You won’t be far from main roads linking you by mini-bus to Lilongwe and Zomba, where you will be able to use the internet cafés for email and change money.
Whilst not living with you full time the AV representative is never far away and there whenever you need them. They can be contacted by phone 24/7 and will visit you during your project.
As your project comes to an end it is not quite time to say goodbye…
AV includes approximately four weeks of independent travel at the end of the venture to ensure a good balance of volunteering and adventure. There are lots of exciting and beautiful places to explore in Malawi and its surrounding countries and you won’t get a chance to visit in your weekends alone.
Many AVs want to stay on and travel but don’t know if others on the project will too. Therefore we include this extra travel time to ensure that you experience as much as possible and know that you will have people to travel with.
From our experience travelling is often when problems occur, from lost passports to getting ill – that’s why we have the motto ‘Once an AV, always an AV’ – we will still be there to help you, even though your project has finished.

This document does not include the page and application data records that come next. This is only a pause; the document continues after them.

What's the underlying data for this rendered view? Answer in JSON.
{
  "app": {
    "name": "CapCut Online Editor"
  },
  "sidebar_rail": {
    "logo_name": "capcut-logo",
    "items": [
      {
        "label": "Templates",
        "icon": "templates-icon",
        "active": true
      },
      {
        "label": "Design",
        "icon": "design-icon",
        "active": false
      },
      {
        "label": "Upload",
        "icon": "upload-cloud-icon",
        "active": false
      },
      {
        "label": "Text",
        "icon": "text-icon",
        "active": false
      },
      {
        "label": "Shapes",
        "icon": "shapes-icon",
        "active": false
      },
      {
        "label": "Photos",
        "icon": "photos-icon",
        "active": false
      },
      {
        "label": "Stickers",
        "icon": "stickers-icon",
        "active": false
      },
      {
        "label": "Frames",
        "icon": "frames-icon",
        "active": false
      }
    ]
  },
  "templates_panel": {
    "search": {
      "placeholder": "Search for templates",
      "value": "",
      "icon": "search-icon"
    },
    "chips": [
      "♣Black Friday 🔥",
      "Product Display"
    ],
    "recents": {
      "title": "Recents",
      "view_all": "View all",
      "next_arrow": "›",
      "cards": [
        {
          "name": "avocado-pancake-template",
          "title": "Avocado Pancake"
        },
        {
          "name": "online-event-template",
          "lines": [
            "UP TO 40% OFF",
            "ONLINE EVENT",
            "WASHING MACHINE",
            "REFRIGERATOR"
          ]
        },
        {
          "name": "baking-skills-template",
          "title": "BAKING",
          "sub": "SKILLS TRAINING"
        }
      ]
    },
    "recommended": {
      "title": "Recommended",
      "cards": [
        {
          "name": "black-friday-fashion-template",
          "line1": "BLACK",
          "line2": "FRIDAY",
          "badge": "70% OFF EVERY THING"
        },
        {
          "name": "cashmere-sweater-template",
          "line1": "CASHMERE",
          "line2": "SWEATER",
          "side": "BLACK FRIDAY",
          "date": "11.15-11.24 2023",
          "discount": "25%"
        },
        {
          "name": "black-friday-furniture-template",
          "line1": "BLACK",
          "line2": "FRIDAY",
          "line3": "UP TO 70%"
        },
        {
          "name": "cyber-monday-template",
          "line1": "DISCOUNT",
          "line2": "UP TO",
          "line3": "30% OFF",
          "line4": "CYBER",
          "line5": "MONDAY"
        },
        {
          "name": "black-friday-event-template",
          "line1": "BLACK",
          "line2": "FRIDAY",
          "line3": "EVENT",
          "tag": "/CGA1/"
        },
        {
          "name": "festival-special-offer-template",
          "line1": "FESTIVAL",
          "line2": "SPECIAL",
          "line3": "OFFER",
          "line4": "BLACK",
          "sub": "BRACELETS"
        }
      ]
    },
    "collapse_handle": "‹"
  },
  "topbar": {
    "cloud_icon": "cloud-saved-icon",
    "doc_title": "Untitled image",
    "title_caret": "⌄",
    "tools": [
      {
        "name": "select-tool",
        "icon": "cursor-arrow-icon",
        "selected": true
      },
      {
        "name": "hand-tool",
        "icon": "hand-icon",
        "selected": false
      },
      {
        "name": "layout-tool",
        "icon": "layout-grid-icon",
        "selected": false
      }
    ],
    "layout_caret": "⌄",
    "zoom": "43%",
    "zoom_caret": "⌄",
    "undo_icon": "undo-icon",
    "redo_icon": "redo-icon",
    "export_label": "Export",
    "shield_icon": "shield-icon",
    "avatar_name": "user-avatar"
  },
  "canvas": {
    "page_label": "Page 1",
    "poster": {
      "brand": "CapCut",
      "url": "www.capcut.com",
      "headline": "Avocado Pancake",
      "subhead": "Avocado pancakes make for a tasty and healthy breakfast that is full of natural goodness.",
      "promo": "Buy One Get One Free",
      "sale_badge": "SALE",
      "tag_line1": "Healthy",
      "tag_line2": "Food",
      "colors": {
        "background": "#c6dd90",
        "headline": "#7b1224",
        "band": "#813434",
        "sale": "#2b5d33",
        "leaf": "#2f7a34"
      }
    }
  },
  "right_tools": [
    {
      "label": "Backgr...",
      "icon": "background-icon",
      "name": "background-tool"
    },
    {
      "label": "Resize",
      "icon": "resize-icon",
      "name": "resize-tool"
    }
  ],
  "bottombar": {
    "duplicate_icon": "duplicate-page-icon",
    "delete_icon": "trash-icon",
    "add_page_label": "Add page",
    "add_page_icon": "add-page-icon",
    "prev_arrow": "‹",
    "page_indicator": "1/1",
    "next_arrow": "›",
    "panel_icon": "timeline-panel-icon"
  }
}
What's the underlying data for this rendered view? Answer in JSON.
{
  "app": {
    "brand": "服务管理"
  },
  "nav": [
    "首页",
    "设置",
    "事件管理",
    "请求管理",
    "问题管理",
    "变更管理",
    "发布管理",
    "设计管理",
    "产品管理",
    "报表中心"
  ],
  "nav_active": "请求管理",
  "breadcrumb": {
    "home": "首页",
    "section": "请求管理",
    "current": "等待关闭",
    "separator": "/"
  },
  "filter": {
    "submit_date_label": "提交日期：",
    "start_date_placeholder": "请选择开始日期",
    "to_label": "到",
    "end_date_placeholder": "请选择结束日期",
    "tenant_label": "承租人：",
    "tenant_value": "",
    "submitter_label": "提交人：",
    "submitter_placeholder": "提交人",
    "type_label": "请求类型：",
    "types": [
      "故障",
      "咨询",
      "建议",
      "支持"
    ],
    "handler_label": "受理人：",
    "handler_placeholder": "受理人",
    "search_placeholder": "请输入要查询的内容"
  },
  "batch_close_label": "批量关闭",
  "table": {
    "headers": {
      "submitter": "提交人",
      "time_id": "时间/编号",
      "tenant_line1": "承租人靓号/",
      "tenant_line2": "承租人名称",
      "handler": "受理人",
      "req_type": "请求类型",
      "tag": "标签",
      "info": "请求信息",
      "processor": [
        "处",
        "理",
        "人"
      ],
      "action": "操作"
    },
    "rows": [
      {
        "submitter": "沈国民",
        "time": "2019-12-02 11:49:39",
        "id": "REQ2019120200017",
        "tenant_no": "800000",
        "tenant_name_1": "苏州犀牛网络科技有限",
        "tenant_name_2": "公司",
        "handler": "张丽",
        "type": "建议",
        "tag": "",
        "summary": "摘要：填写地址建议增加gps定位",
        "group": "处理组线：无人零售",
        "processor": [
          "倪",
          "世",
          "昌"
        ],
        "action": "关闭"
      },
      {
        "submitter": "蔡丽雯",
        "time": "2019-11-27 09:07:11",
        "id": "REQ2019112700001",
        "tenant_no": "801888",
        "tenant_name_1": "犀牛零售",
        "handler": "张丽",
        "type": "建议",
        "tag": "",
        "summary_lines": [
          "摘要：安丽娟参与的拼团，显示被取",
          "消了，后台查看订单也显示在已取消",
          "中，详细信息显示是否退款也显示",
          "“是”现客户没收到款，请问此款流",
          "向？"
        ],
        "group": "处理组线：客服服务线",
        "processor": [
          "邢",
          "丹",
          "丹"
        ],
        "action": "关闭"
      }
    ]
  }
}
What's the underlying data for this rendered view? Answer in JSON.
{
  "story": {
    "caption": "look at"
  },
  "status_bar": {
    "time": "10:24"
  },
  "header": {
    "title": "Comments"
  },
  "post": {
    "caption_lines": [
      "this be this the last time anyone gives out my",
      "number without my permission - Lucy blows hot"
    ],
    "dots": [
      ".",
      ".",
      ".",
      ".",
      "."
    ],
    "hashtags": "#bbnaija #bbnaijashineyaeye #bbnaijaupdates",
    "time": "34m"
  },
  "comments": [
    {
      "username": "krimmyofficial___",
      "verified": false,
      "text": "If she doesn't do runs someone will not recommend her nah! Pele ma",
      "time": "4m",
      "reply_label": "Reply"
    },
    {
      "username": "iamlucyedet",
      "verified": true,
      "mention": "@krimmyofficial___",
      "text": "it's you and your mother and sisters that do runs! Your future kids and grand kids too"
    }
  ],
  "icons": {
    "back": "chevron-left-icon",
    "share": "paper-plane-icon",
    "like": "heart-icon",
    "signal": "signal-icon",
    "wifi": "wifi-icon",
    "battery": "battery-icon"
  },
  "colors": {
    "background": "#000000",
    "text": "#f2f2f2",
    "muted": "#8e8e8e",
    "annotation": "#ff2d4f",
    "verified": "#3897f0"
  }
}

- Travelling down to Zambia and visiting the incredible Victoria Falls
- Through Mozambique and Tanzania to explore East Africa.
- Going on a wildlife safari in Kenya or Tanzania
- Trekking Mount Kenya or Mount Kilimanjaro
- Rafting the Source of the Nile in Uganda or bungee jumping over it
- Gorilla trekking in the Bwindi Impenetrable Forest
- Visiting the beautiful beaches of Kenya or Zanzibar where lots of water sports activities or sunbathing time awaits!
You will need to finish in Nairobi for your return flight home but until then it’s up to you where you go, the only rule is you don’t travel by yourself.
My time in Malawi was one of the happiest periods in my life. The project was well supported, all AV staff were helpful and available to sort any problems. We were well matched in terms of who we were paired with and the experience was one I will always cherish. I learned so much, my eyes were opened to so many new things. I would thoroughly recommend AV. Thanks for such wonderful memories!
We do always ask our applicants why they have chosen that particular location as they might be missing out on a hidden, gap year gem! One of these hidden gems is East Africa.read more
The AV experience really changed and challenged me as I came to personally know and befriend those living in completely different circumstances to my own.read more
So if asked would I do it all again; my resolute answer is yes! It is an experience worth every penny, in all senses, one which has helped shape my life, of that I am sure.read more